- Gilead compared the mortality rate for patients treated with remdesivir versus matched reference patients found in RWD
Accurately linking patients across RWD by leveraging our identity resolution technology allowed these organizations to build the longitudinal patient journeys they needed to answer their questions.
Lesson 2: Resolving Identity to Link Data Across Place and Time
The Centers for Disease Control and Prevention (CDC) wanted to better understand vaccine administration rates and the degree of immunization among the U.S. population, as well as determine areas that could potentially benefit from targeted communications. To do this, they needed to be able to accurately link records across time, with weeks between doses, and often with different locations for each vaccine administration. For example, an individual received her first vaccination in her hometown, then weeks later, went back to work in a neighboring state and got her second dose near the office. She then got a booster months later at another pharmacy back in her home state. The HealthVerity PPRL technology enables resolving this to a single de-identified fully vaccinated and boosted individual versus three partially vaccinated people.
Just as the CDC has multiple jurisdictions capturing vaccination data that needed to be linked, clinical trials might have multiple locations and other sources feeding data into the trial. This same approach can be used to accurately link those disparate data sources, which can then be linked to a variety of RWD for further analysis.
Lesson 3: Linking Primary and RWD
NCI wanted to understand the impact of the COVID pandemic on cancer diagnosis and treatment. To do this, NCI worked with HealthVerity to link their robust cancer registry data with closed medical claims. NCI analyzed patients diagnosed and treated in 2019 and compared outcomes to patients diagnosed and treated in 2020 to determine if there were changes in care or behavior.
In another study, the CDC wanted to link SARS-CoV-2 genomic sequencing data they were gathering with lab partners to RWD to better understand demographics, clinical characteristics and outcomes associated with different variants. Similarly to the first lesson, HealthVerity was able to assemble a cohort of COVID patients meeting the criteria for the study from a variety of RWD sources and use HealthVerity Census to concurrently de-identify the CDC’s primary SARS COV-2 genomic sequencing data and enable linkage to RWD, delivering an interoperable dataset to address their questions.
On the commercial side, a life sciences client is studying a disease where mobility and the patient experience have an impact on outcomes.
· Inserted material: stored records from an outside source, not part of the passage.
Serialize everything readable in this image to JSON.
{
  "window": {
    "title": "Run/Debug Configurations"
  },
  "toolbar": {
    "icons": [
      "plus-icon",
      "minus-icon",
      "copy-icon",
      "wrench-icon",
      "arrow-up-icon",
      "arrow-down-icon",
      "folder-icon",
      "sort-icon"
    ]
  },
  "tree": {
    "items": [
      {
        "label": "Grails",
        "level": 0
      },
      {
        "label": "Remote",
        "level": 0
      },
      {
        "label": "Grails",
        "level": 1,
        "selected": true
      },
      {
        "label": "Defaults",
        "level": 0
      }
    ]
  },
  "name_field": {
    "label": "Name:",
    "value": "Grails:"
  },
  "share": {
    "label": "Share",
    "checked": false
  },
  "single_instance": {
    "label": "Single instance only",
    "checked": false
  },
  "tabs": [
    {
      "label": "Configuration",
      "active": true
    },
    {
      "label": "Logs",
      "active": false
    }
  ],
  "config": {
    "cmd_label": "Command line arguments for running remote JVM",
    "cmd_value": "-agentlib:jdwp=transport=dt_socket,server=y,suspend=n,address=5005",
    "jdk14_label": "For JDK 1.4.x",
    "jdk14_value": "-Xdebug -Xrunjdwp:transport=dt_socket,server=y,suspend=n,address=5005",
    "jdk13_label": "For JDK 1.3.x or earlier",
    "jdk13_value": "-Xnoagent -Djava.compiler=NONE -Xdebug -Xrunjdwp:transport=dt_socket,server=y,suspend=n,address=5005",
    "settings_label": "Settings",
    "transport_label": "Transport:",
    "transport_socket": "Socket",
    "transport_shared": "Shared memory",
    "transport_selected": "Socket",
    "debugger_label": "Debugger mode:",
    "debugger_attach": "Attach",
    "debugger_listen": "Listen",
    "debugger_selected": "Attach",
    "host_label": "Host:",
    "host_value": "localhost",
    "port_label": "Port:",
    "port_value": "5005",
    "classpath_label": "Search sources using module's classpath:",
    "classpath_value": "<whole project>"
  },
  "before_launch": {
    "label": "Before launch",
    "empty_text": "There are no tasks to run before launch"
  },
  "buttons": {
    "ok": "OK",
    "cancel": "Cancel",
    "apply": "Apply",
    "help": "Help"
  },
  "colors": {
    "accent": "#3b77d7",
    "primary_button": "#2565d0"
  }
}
Using HealthVerity Census we are able to de-identify and link a partner’s data from wearables for a view of mobility and the client’s patient reported outcomes (PRO) data about their daily living experience. These sources can then be linked to the vast HealthVerity RWD ecosystem to build a robust, interconnected dataset that gives a comprehensive view of the disease’s impact from the patient perspective, the mobility perspective and the clinical perspective.
The Final Lesson
What we learned from the pandemic is that interoperable RWD, when accurately linked and de-identified, is a powerful tool that can help answer many questions we never thought we could answer before. Click here to see a demo of how you can access the HealthVerity RWD ecosystem or click here to watch a recording of the webinar, Applying Public Health Lessons to Life Sciences, Clinical Trials and Registries.